● TASK DATA
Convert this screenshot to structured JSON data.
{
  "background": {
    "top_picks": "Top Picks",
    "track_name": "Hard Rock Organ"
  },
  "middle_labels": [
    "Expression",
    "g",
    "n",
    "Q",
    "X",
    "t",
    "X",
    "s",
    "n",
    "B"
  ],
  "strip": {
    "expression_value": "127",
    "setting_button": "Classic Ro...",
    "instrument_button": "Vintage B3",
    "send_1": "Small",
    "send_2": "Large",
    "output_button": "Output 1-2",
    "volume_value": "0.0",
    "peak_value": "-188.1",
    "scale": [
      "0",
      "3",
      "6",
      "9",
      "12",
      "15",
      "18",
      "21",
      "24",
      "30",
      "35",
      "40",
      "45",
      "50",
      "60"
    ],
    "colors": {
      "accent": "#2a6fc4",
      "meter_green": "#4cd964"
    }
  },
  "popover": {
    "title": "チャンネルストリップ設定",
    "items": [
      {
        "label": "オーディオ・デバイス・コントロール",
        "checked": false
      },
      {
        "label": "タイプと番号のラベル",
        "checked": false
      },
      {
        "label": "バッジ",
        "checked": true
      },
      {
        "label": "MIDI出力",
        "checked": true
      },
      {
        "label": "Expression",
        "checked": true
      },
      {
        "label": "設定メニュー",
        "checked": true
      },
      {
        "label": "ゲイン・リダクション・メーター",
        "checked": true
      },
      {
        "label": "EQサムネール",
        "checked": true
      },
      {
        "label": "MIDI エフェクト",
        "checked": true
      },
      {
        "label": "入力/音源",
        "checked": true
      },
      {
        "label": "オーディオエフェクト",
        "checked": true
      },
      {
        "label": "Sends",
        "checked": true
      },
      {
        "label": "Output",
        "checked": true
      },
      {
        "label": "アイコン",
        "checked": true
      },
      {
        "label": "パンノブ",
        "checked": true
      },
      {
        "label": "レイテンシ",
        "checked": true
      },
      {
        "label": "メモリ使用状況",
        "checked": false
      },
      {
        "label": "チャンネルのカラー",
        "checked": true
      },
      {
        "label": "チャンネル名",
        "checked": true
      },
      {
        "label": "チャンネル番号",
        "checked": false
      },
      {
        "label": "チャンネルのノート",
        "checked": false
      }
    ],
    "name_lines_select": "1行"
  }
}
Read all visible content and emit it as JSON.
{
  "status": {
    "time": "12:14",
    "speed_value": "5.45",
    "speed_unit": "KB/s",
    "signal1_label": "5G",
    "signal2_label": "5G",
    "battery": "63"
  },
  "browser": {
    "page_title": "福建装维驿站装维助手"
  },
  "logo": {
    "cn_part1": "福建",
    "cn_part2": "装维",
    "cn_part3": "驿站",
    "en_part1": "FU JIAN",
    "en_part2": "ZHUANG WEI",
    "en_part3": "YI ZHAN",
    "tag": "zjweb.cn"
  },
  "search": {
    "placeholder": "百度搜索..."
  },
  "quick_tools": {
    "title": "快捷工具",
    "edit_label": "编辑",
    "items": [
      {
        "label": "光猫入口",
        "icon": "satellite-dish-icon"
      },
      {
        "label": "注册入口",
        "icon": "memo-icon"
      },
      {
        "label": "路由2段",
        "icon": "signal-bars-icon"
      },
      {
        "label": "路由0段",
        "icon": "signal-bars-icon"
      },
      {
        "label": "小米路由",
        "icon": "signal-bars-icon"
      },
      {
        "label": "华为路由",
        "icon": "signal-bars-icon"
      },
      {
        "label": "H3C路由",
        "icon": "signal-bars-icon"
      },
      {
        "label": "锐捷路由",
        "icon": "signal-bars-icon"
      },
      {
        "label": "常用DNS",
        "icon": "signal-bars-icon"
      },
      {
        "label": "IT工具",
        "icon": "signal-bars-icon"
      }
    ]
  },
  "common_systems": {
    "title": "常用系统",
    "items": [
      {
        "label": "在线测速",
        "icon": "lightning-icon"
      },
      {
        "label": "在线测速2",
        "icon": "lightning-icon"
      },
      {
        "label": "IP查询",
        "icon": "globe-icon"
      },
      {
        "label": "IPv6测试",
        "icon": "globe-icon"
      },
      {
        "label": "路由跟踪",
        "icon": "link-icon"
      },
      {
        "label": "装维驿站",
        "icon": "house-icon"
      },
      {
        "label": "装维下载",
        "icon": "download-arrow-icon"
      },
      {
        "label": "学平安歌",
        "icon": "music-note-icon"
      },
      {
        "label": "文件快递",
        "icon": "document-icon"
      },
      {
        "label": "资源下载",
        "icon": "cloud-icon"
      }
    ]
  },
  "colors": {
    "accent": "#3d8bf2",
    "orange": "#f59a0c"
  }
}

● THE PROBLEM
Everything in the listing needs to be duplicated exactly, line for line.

● RESPONSE AREA
Convert this screenshot to structured JSON data.
{
  "background": {
    "top_picks": "Top Picks",
    "track_name": "Hard Rock Organ"
  },
  "middle_labels": [
    "Expression",
    "g",
    "n",
    "Q",
    "X",
    "t",
    "X",
    "s",
    "n",
    "B"
  ],
  "strip": {
    "expression_value": "127",
    "setting_button": "Classic Ro...",
    "instrument_button": "Vintage B3",
    "send_1": "Small",
    "send_2": "Large",
    "output_button": "Output 1-2",
    "volume_value": "0.0",
    "peak_value": "-188.1",
    "scale": [
      "0",
      "3",
      "6",
      "9",
      "12",
      "15",
      "18",
      "21",
      "24",
      "30",
      "35",
      "40",
      "45",
      "50",
      "60"
    ],
    "colors": {
      "accent": "#2a6fc4",
      "meter_green": "#4cd964"
    }
  },
  "popover": {
    "title": "チャンネルストリップ設定",
    "items": [
      {
        "label": "オーディオ・デバイス・コントロール",
        "checked": false
      },
      {
        "label": "タイプと番号のラベル",
        "checked": false
      },
      {
        "label": "バッジ",
        "checked": true
      },
      {
        "label": "MIDI出力",
        "checked": true
      },
      {
        "label": "Expression",
        "checked": true
      },
      {
        "label": "設定メニュー",
        "checked": true
      },
      {
        "label": "ゲイン・リダクション・メーター",
        "checked": true
      },
      {
        "label": "EQサムネール",
        "checked": true
      },
      {
        "label": "MIDI エフェクト",
        "checked": true
      },
      {
        "label": "入力/音源",
        "checked": true
      },
      {
        "label": "オーディオエフェクト",
        "checked": true
      },
      {
        "label": "Sends",
        "checked": true
      },
      {
        "label": "Output",
        "checked": true
      },
      {
        "label": "アイコン",
        "checked": true
      },
      {
        "label": "パンノブ",
        "checked": true
      },
      {
        "label": "レイテンシ",
        "checked": true
      },
      {
        "label": "メモリ使用状況",
        "checked": false
      },
      {
        "label": "チャンネルのカラー",
        "checked": true
      },
      {
        "label": "チャンネル名",
        "checked": true
      },
      {
        "label": "チャンネル番号",
        "checked": false
      },
      {
        "label": "チャンネルのノート",
        "checked": false
      }
    ],
    "name_lines_select": "1行"
  }
}
Read all visible content and emit it as JSON.
{
  "status": {
    "time": "12:14",
    "speed_value": "5.45",
    "speed_unit": "KB/s",
    "signal1_label": "5G",
    "signal2_label": "5G",
    "battery": "63"
  },
  "browser": {
    "page_title": "福建装维驿站装维助手"
  },
  "logo": {
    "cn_part1": "福建",
    "cn_part2": "装维",
    "cn_part3": "驿站",
    "en_part1": "FU JIAN",
    "en_part2": "ZHUANG WEI",
    "en_part3": "YI ZHAN",
    "tag": "zjweb.cn"
  },
  "search": {
    "placeholder": "百度搜索..."
  },
  "quick_tools": {
    "title": "快捷工具",
    "edit_label": "编辑",
    "items": [
      {
        "label": "光猫入口",
        "icon": "satellite-dish-icon"
      },
      {
        "label": "注册入口",
        "icon": "memo-icon"
      },
      {
        "label": "路由2段",
        "icon": "signal-bars-icon"
      },
      {
        "label": "路由0段",
        "icon": "signal-bars-icon"
      },
      {
        "label": "小米路由",
        "icon": "signal-bars-icon"
      },
      {
        "label": "华为路由",
        "icon": "signal-bars-icon"
      },
      {
        "label": "H3C路由",
        "icon": "signal-bars-icon"
      },
      {
        "label": "锐捷路由",
        "icon": "signal-bars-icon"
      },
      {
        "label": "常用DNS",
        "icon": "signal-bars-icon"
      },
      {
        "label": "IT工具",
        "icon": "signal-bars-icon"
      }
    ]
  },
  "common_systems": {
    "title": "常用系统",
    "items": [
      {
        "label": "在线测速",
        "icon": "lightning-icon"
      },
      {
        "label": "在线测速2",
        "icon": "lightning-icon"
      },
      {
        "label": "IP查询",
        "icon": "globe-icon"
      },
      {
        "label": "IPv6测试",
        "icon": "globe-icon"
      },
      {
        "label": "路由跟踪",
        "icon": "link-icon"
      },
      {
        "label": "装维驿站",
        "icon": "house-icon"
      },
      {
        "label": "装维下载",
        "icon": "download-arrow-icon"
      },
      {
        "label": "学平安歌",
        "icon": "music-note-icon"
      },
      {
        "label": "文件快递",
        "icon": "document-icon"
      },
      {
        "label": "资源下载",
        "icon": "cloud-icon"
      }
    ]
  },
  "colors": {
    "accent": "#3d8bf2",
    "orange": "#f59a0c"
  }
}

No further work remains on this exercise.